What obligations do employers have?
SafeWork Australia has published both their Model WHS Regulations and Model Code of Practice, which outlines on how employers should manage the risks within the workplace. Employers are obligated to do everything ‘reasonably practicable’ to prevent employees from being negatively impacted from psychosocial hazards in the workplace. Employers should be assessing the hazards within their workplace and identifying the potential for them to happen:
- Identify hazards – what could be causing harm, is anything creating a psychosocial hazard, what are the employees experiencing?
- Assess risks – what harm could arise from these hazards, how likely is this harm to occur?
- Control or eliminate risks – what measures are in place to mitigate risk?
- Review hazards and control measures – are there any new risks or developments to hazards, do further changes need to be made?
In Australia, individual States have the responsibility to legislate for workplace health and safety, and as such not all states have adopted them as of 3 August 2023. Here are the states which currently have legislation and the responsibilities employers have in each jurisdiction:
- NSW: Work Health and Safety Regulations were updated 1 October 2022, creating the legal obligation for employers to provide safe workplace both physically and mentally amongst other things – Read More
- QLD: New work health and safety code and regulations were introduced on 1 April 2023, and act as an obligation and a guide on how to prevent harm from psychological hazards at work – Read More
- WA: Work health and safety regulations for the control of psychological risks came into effect 24 December 2022. Anyone conducting a business are required to eliminate risk, or to minimise them so far as ‘reasonably practicable’ – Read More
- TAS: New work health and safety regulations were brought in 12 December 2022. It is now mandatory for workplaces to manage psychological health and prevent psychological hazards – Read More
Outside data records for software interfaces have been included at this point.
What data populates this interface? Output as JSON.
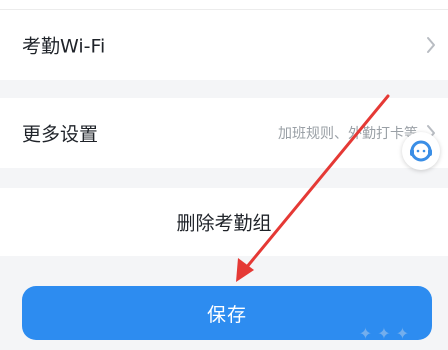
{
  "rows": {
    "wifi": {
      "label": "考勤Wi-Fi"
    },
    "more": {
      "label": "更多设置",
      "hint": "加班规则、外勤打卡等"
    },
    "delete": {
      "label": "删除考勤组"
    }
  },
  "save_button": {
    "label": "保存"
  },
  "icons": {
    "chevron": "chevron-right-icon",
    "service": "customer-service-icon",
    "arrow": "red-annotation-arrow"
  },
  "colors": {
    "accent": "#2d8cf0",
    "annotation": "#e53935"
  }
}
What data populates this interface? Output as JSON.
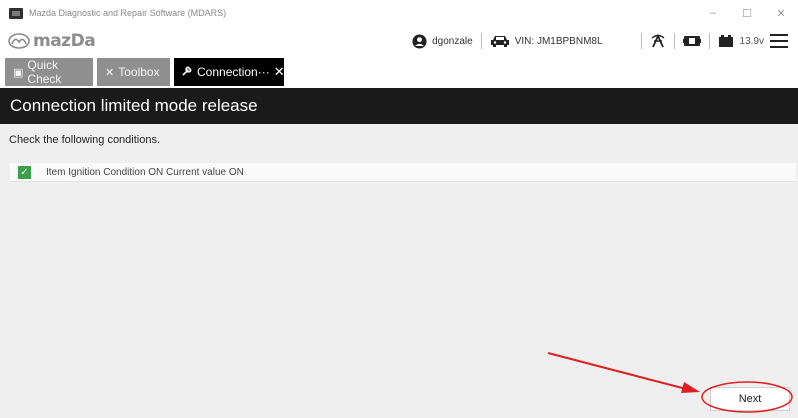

- NT: New work health and safety regulations were introduced on 1 July 2023, which gives businesses a duty to implement reasonable measures to manage psychosocial risks – Read More
There are currently no regulations in Victoria, ACT and South Australia, however they will all likely eventually follow the same path and adopt changes in laws in line with Safe Work Australia’s Model WHS Regulations and Model Code of Practice.
Businesses can get on the front foot here and start reviewing psychosocial hazards and the risk that exists within your business, then doing what is ‘reasonably practicable’ in ensuring the health and safety of their employees and other people who come in contact with their business. To do what is ‘reasonably practicable’, the employer must consider:
- how likely is it for the hazard or risk to occur,
- the degree of harm that might result from a hazard or risk occurring,
- the availability and suitability of ways to reduce or eliminate risk,
- how much they know, or should be reasonably expected to know, about the hazard or risk and ways to avoid or eliminate it, and
- how much it would cost to reduce or eliminate the risk compared to its potential impact.
The model Code of Practice provides a lot of the information required to manage these risks.
What are mental health risk factors in the workplace?
SafeWork Australia has highlighted psychosocial hazards, which are anything that could cause harm to an employee’s mental health that are present in the workplace. Some of these factors include:
- low job control,
- poor support,
- remote or isolated work,
- conflict or poor workplace relationships and interactions, and
- harassment, including sexual harassment.
If you want to take a look at the full list of psychosocial hazards issued by Safe Work Australia, click here.
How can employers reduce impacts of mental health risk factors?
It is important for employers to understand the steps to take (mentioned above) to mitigate the impacts of psychosocial hazards.
For this process to be successful it should be driven through managerial leadership, but also be informed by experiences of your employees. Furthermore, it is key to understand where psychosocial hazards are and their root causes, as well as what strategies are effective for dealing with each hazard.
Whilst it is nice to have an exercise or yoga session or free massages in the office, those actions alone won’t be effective. Building the foundation for a positive mental health workplace starts with good job design and a supportive leadership culture that promotes mental health and is vigilant towards risks and hazards in the workplace. Once these foundations are built, then these extra things can maybe have a more meaningful impact.
Are you unsure of how to go about assessing or reducing your risks? ER Strategies are experts in employment compliance and can assist you in managing your employment compliance responsibilities. Get in touch with us at 1300 55 66 37 or click the button below.